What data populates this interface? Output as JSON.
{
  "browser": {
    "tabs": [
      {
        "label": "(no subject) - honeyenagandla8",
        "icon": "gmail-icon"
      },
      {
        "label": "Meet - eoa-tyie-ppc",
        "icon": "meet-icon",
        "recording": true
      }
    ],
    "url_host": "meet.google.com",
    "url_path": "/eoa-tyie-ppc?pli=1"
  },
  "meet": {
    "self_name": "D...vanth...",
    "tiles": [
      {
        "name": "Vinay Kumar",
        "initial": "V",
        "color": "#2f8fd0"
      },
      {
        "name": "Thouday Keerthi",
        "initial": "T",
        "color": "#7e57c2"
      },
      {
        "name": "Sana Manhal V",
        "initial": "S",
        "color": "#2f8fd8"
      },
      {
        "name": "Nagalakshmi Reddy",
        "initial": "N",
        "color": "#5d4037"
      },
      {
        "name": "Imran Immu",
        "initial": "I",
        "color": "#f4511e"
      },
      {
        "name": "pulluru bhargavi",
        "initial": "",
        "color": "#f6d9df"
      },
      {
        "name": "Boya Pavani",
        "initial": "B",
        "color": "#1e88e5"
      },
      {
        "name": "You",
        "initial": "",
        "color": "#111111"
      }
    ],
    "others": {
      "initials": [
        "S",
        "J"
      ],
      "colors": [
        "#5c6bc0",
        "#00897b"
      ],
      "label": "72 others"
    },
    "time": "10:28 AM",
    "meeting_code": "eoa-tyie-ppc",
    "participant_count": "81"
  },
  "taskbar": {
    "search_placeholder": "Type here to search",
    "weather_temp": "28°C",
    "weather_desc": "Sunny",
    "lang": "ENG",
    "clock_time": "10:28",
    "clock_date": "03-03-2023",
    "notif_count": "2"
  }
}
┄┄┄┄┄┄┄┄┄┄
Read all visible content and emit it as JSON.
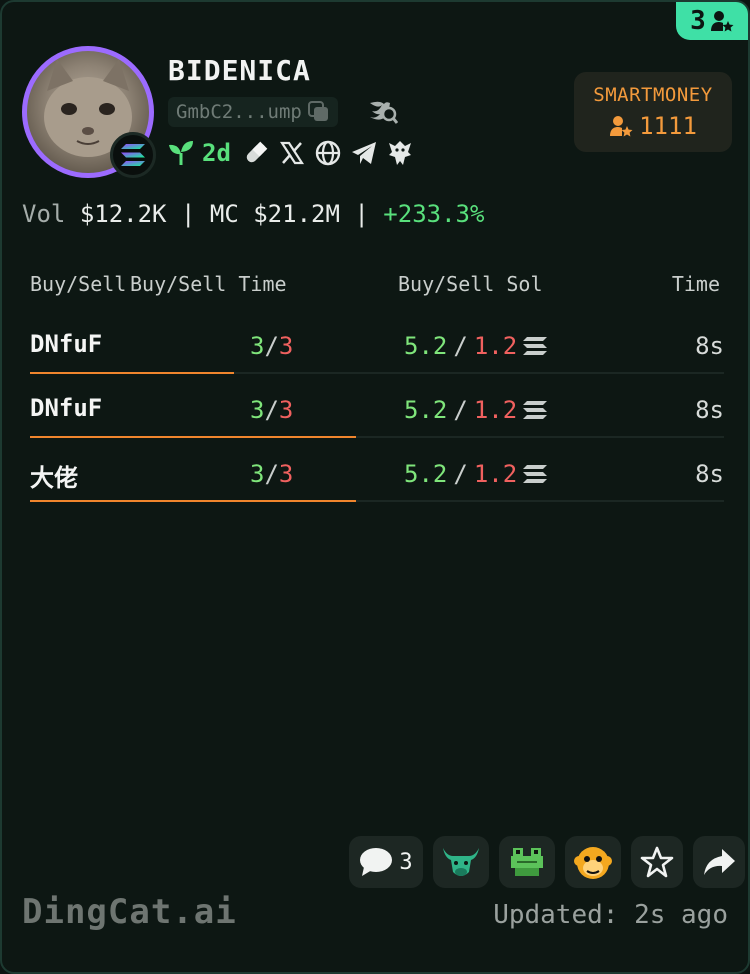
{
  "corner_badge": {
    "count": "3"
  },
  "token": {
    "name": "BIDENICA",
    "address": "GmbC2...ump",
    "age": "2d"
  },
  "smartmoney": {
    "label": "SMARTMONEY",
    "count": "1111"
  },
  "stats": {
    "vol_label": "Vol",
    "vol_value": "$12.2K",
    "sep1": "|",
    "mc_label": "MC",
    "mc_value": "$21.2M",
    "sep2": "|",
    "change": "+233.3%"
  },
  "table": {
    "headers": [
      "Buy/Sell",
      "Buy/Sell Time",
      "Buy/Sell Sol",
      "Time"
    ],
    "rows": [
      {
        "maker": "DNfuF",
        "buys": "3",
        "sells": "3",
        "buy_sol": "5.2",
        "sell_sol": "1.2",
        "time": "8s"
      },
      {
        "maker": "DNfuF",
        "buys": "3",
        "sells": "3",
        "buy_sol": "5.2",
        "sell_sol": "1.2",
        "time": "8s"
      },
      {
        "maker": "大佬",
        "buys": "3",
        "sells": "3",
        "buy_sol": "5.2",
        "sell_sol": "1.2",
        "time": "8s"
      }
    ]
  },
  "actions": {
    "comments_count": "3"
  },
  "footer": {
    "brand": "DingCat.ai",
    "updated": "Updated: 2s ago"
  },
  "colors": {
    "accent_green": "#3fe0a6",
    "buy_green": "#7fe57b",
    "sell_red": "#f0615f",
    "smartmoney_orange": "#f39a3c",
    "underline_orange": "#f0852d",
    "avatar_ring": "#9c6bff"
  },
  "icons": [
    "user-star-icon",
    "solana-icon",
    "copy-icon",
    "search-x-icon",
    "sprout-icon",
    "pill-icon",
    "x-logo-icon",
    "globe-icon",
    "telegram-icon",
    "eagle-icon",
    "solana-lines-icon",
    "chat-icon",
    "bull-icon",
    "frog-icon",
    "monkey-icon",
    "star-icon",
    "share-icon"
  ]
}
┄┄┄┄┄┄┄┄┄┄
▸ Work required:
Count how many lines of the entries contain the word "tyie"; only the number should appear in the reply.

▸ Answer to this task:
3